To some, the philosophy presented here will seem outrageous, but the advantage to science of including persons with different philosophies is that each may recognize some types of data that the others might overlook. The ultimate test of scientists' claim is their honesty in dealing with the data and the quality of their research, not their personal philosophy. For science to simply judge a person on his or her honesty and effectiveness should be enough. This would eliminate a lot of battles over philosophical issues. An outrageous hypothesis, no matter what its source, is not absurd if it can be tested by careful research.

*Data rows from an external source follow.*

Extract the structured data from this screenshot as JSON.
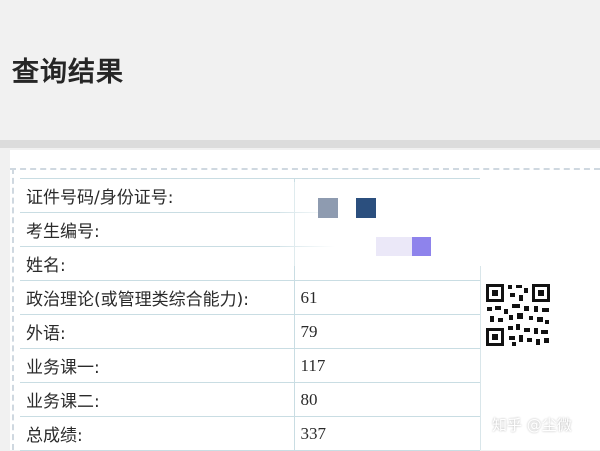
{
  "page": {
    "title": "查询结果"
  },
  "results": {
    "rows": [
      {
        "label": "证件号码/身份证号:",
        "value": ""
      },
      {
        "label": "考生编号:",
        "value": ""
      },
      {
        "label": "姓名:",
        "value": ""
      },
      {
        "label": "政治理论(或管理类综合能力):",
        "value": "61"
      },
      {
        "label": "外语:",
        "value": "79"
      },
      {
        "label": "业务课一:",
        "value": "117"
      },
      {
        "label": "业务课二:",
        "value": "80"
      },
      {
        "label": "总成绩:",
        "value": "337"
      }
    ]
  },
  "decor": {
    "mosaic_colors": [
      "#8e9bb0",
      "#2b4f7e",
      "#ebe8f8",
      "#8e83ec"
    ],
    "qr_icon": "qr-code-icon"
  },
  "watermark": {
    "text": "知乎 @尘微"
  }
}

Leonard R. Brand (Ph.D., Cornell University) teaches Biology and Paleontology at Loma Linda University, Loma Linda. California, U.S.A.
Notes and References

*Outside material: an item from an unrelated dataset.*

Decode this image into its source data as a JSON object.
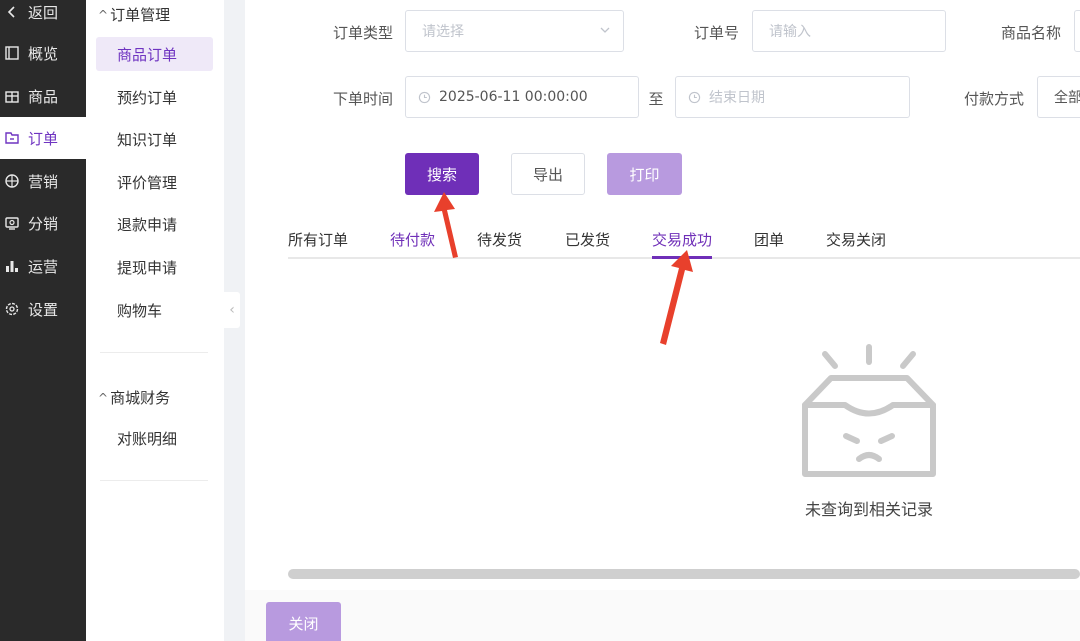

- W. M. Davis, "The Value of Outrageous Hypotheses," Science 63 (1926):463-468.
- V. R. Baker, "The Spokane Flood Controversy and the Martian Overflow Channels," Science 202 (1978):1249-1256.
- S. J. Gould, "Lyell's Vision and Rhetoric," in W. A. Berggren and J. A. van Couvering, eds., Catastrophes and Earth History: The New Uniformitarianism (Princeton, NJ.: Princeton University Press, 1984).
- N. Eldredge, The Monkey Business: A Scientist Looks at Creationism (New York: Pocket Books, 1982).
- E. D. McKee, "The Coconino Sandstone: Its History and Origin," Carnegie Institution of Washington, Contributions to Paleontology, Publication No. 40 (1933):77-115.
- E. D. McKee, "Experiments on the Development of Tracks in Fine Crossbedded Sand," Journal of Sedimentary Petrology 17 ()947):23-28.
- See L. R. Brand, "Field and Laboratory Studies on the Coconino Sandstone (Permian) Fossil Vertebrate Footprints and Their Paleoecological Implications," Paleogeography, Paleoclimatology, Paleoecology 28 (1979):25-38.
- K. 0. Stanley, W. M. Jordan, and R. H. Dott, "New Hypothesis of Early Jurassic Paleogeography and Sediment Dispersal for Western United States," American Association of Petroleum Geologists Bulletin 55(1971):10-19.
- See, for example, L. T. Middleton, D. K. Elliott, and M. Morales, "Coconino Sandstone," in S. S. Beus, and M. Morales, eds.. Grand Canyon Geology (Oxford: Oxford University Press, 1990), pp. 183-202; P. Hesp, and S. G. Fryberger, eds., "Eolian Sediments," Sedimentary Geology 55 (1988):184; G. Kocurek, ed.,"Late Paleozoic and Mesozoic Eolian Deposits of the Western Interior of the United States," Sedimentary Geology 56 (1988):413.
- See L. R. Brand and T. Tang, "Fossil Vertebrate Footprints in the Coconino Sandstone (Permian) of Northern Arizona: Evidence for Underwater Origin," Geology 19 (1991):1201-1204.;L.R. Brand, "Reply: Fossil Vertebrate Footprints in the Coconino Sandstone (Permian) of Northern Arizona: Evidence for Underwater Origin," Geology 20 (1992):668-670.